Citation: Sturz BR and Bodily KD (2012) On discriminating between geometric strategies of surface-based orientation. Front. Psychology 3:112. doi: 10.3389/fpsyg.2012.00112

Received: 21 March 2012; Accepted: 29 March 2012;
Published online: 25 April 2012.

Edited by:

Ken Cheng, Macquarie University, Australia

Reviewed by:

Ken Cheng, Macquarie University, Australia

Copyright: © 2012 Sturz and Bodily.
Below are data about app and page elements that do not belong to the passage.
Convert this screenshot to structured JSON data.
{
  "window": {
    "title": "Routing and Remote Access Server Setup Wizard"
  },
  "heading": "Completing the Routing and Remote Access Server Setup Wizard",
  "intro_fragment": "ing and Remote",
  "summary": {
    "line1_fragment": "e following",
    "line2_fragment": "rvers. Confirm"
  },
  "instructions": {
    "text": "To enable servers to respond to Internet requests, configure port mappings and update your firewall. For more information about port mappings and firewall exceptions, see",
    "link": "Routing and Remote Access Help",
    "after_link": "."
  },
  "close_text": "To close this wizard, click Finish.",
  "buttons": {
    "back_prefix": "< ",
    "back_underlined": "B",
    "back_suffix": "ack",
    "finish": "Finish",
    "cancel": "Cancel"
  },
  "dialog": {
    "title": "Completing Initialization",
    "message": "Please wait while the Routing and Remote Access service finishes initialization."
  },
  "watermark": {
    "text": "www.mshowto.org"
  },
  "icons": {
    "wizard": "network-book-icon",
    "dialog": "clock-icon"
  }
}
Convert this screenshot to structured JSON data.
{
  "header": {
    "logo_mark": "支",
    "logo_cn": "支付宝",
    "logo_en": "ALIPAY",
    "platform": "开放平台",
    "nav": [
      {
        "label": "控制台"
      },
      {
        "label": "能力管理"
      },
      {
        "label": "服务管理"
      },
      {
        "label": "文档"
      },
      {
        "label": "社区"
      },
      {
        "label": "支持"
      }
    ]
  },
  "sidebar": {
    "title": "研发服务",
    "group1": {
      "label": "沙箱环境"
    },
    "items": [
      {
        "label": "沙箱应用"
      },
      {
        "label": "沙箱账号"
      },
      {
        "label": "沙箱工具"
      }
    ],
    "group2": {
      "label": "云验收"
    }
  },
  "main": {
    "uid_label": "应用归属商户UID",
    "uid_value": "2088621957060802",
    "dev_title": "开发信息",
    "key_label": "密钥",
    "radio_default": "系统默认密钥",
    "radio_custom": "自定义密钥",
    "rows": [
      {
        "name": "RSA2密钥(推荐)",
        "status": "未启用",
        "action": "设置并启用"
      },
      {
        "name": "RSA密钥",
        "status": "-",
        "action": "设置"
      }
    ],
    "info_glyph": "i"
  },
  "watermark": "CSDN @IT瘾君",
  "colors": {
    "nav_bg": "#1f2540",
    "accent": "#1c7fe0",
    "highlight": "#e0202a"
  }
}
This is an open-access article distributed under the terms of the Creative Commons Attribution Non Commercial License, which permits non-commercial use, distribution, and reproduction in other forums, provided the original authors and source are credited.

*Correspondence: Bradley R. Sturz, Department of Psychology, Georgia Southern University, P.O. Box 8041, Statesboro, GA 30460, USA. e-mail: bradleysturz@georgiasouthern.edu